--- Supplied records Enclosed Below ---

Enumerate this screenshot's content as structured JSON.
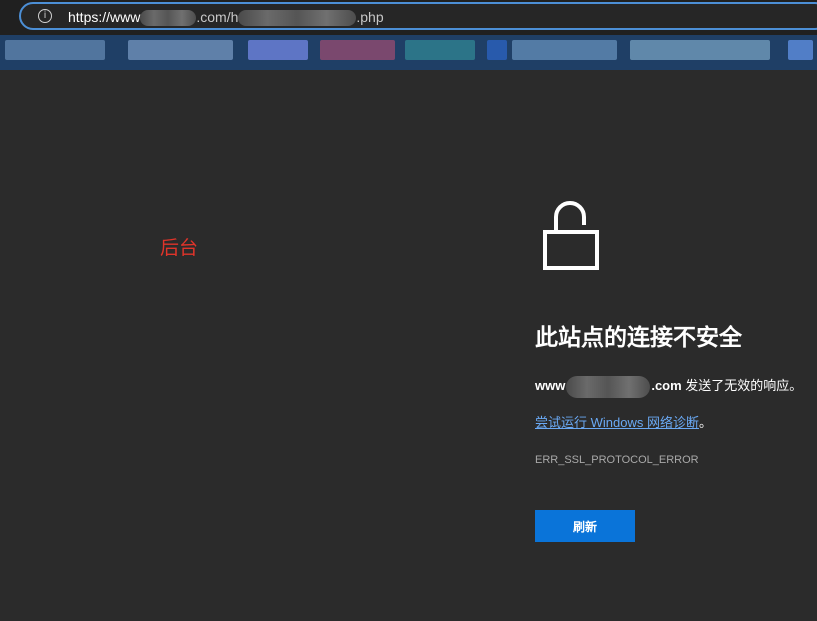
{
  "address_bar": {
    "url_prefix": "https://www",
    "url_mid": ".com/h",
    "url_suffix": ".php"
  },
  "page_note": "后台",
  "error_page": {
    "title": "此站点的连接不安全",
    "host_prefix": "www",
    "host_suffix": ".com",
    "message": " 发送了无效的响应。",
    "diagnose_link": "尝试运行 Windows 网络诊断",
    "diagnose_period": "。",
    "error_code": "ERR_SSL_PROTOCOL_ERROR",
    "refresh_label": "刷新"
  },
  "icons": {
    "site_info": "info-icon",
    "lock": "unlocked-padlock-icon"
  },
  "colors": {
    "background": "#2b2b2b",
    "accent": "#0a74d9",
    "link": "#6aa9f4",
    "note": "#e0342a"
  }
}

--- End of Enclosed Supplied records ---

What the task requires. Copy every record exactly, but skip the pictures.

Answer box.
Enumerate this screenshot's content as structured JSON.
{
  "address_bar": {
    "url_prefix": "https://www",
    "url_mid": ".com/h",
    "url_suffix": ".php"
  },
  "page_note": "后台",
  "error_page": {
    "title": "此站点的连接不安全",
    "host_prefix": "www",
    "host_suffix": ".com",
    "message": " 发送了无效的响应。",
    "diagnose_link": "尝试运行 Windows 网络诊断",
    "diagnose_period": "。",
    "error_code": "ERR_SSL_PROTOCOL_ERROR",
    "refresh_label": "刷新"
  },
  "icons": {
    "site_info": "info-icon",
    "lock": "unlocked-padlock-icon"
  },
  "colors": {
    "background": "#2b2b2b",
    "accent": "#0a74d9",
    "link": "#6aa9f4",
    "note": "#e0342a"
  }
}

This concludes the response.